Output all of the entries beneath, exactly as written.
- - -
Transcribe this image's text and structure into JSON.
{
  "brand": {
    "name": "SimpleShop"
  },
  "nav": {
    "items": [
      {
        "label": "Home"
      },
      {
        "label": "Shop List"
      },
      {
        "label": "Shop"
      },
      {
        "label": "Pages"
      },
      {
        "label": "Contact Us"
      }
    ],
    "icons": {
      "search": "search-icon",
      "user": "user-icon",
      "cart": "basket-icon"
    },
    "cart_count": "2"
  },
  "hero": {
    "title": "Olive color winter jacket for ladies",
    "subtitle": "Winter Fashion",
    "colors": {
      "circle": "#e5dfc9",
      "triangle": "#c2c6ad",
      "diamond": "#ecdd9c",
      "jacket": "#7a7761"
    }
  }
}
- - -
● The completed task
Transcribe this image's text and structure into JSON.
{
  "brand": {
    "name": "SimpleShop"
  },
  "nav": {
    "items": [
      {
        "label": "Home"
      },
      {
        "label": "Shop List"
      },
      {
        "label": "Shop"
      },
      {
        "label": "Pages"
      },
      {
        "label": "Contact Us"
      }
    ],
    "icons": {
      "search": "search-icon",
      "user": "user-icon",
      "cart": "basket-icon"
    },
    "cart_count": "2"
  },
  "hero": {
    "title": "Olive color winter jacket for ladies",
    "subtitle": "Winter Fashion",
    "colors": {
      "circle": "#e5dfc9",
      "triangle": "#c2c6ad",
      "diamond": "#ecdd9c",
      "jacket": "#7a7761"
    }
  }
}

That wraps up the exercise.